Reading through the other questions that are similar to mine, I see that most people want to know why you would need to know the size of an instance, so I'll go ahead and tell you although it's not really central to the problem. I'm working on a project that requires allocating thousands to hundreds of thousands of very small objects, and the default allocation pattern for objects simply doesn't cut it. I've already worked around this issue by creating an object pool class, that allows a tremendous amount of objects to be allocated and initialized all at once; deallocation works flawlessly as well (objects are returned to the pool).
It actually works perfectly and isn't my issue, but I noticed
class_getInstanceSize was returning unusually large sizes. For instance, a class that stores one
size_t and two (including
Class instance variables is reported to be 40-52 bytes in size.
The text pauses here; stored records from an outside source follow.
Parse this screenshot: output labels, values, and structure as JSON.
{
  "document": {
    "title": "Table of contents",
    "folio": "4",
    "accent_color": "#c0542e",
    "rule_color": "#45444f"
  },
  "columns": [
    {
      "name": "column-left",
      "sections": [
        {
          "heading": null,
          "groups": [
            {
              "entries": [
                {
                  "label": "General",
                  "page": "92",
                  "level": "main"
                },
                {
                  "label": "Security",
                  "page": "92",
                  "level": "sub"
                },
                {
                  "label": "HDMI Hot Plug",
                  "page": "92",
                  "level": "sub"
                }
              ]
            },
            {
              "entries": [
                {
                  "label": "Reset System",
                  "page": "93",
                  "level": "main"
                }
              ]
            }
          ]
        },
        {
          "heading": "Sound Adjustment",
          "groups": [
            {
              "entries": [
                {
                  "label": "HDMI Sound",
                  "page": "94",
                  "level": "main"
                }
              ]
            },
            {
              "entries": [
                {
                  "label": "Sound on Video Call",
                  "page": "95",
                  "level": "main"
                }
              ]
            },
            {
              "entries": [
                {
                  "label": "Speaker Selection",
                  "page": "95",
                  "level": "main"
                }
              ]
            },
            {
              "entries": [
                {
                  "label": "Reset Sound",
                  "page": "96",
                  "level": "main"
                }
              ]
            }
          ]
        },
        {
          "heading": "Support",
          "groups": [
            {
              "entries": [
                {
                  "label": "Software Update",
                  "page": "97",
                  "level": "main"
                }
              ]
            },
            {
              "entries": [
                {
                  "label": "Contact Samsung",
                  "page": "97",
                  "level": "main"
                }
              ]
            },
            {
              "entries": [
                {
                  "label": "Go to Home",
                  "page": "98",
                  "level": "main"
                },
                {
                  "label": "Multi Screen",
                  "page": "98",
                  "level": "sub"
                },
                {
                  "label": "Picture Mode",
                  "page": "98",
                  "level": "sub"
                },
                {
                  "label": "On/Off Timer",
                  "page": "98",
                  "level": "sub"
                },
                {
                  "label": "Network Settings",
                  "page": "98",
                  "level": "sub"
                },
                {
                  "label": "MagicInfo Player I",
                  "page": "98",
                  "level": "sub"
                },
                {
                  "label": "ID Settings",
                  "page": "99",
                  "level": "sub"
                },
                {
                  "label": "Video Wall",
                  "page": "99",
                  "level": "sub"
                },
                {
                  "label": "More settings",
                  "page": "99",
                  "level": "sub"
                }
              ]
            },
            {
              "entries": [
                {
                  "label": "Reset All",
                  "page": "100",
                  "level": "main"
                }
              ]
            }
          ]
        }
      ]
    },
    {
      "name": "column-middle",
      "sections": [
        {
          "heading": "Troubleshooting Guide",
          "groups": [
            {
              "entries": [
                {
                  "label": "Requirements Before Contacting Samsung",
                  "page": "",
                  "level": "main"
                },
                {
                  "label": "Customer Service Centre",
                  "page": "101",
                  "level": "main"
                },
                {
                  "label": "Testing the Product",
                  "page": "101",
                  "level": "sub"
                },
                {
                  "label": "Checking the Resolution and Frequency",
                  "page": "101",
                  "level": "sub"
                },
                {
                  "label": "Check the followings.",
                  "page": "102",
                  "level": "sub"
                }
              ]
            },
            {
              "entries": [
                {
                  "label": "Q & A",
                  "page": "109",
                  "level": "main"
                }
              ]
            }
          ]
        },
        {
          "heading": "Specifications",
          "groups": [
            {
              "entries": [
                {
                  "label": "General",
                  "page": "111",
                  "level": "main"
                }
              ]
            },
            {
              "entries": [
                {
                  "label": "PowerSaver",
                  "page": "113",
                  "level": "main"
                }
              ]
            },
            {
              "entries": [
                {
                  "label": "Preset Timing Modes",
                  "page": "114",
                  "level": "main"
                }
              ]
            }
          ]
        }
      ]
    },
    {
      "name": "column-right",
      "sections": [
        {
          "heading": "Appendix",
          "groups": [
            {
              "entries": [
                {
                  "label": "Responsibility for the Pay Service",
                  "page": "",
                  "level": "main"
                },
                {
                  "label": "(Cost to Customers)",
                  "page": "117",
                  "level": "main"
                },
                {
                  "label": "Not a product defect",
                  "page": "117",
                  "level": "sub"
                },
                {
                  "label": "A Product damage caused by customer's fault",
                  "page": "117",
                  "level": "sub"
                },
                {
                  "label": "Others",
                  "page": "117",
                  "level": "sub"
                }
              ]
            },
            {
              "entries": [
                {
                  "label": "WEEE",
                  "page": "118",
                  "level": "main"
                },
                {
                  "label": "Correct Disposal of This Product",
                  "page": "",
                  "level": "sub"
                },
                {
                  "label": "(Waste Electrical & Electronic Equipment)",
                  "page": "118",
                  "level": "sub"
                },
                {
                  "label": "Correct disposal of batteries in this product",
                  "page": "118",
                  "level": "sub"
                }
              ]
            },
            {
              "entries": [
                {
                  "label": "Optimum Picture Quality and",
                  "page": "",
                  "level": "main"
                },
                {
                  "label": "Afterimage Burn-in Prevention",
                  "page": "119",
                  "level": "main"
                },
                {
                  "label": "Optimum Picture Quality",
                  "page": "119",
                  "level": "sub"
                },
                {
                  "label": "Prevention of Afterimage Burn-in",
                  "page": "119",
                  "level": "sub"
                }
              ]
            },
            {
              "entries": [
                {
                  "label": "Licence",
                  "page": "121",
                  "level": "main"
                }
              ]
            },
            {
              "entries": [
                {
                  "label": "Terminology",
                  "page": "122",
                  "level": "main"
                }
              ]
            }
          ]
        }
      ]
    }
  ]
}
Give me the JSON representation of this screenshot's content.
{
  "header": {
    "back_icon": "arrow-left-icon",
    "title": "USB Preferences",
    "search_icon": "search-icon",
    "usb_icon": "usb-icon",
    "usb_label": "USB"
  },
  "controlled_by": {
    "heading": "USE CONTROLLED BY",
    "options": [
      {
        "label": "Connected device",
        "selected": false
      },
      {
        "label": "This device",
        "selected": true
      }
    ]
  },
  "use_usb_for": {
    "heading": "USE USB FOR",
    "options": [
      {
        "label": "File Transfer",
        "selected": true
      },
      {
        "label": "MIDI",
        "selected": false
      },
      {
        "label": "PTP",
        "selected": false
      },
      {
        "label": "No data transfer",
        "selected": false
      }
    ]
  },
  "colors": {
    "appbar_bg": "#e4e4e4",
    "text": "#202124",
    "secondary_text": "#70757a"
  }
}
I give a range because calling
class_getInstanceSize multiple times, even in a row, has no guarantee of returning the same size. In fact, every object but
NSObject seemingly reports random sizes that are far from what they should be.
As a test, I tried:
printf("Instance Size: %zu\n", class_getInstanceSize(objc_getClass("MyClassName"));
That line of code always returns a value that corresponds to the size that I've calculated by hand to be correct. For instance, the earlier example comes out to 12 bytes (32-bit) and 24 bytes (64-bit).
Thinking that the runtime may be doing something behind the scenes that requires more memory, I watched the actual memory use of each object. For the example given, the only memory read from or written to is in that 12/24 byte block that I've calculated to be the expected size.
class_getInstanceSize acts like this on both the Apple & GNU 2.0 runtime. So is there a known bug with
class_getInstanceSize that causes this behavior, or am I doing something fundamentally wrong? Before you blame my object pool; I've tried this same test in a brand new project using both the traditional
alloc class method and by allocating the object using
class_createInstance(self, 0); in a custom class method.
Two things I forgot to mention before: I'm almost entirely testing this on my own custom classes, so I know the trickery isn't down to the class actually being a class cluster or any of that nonsense; second,
class_getInstanceSize([MyClassName class]) and
class_getInstanceSize(self) \\ Ran inside a class method rarely produce the same result, despite both simply referencing
isA. Again, this happens in both runtimes.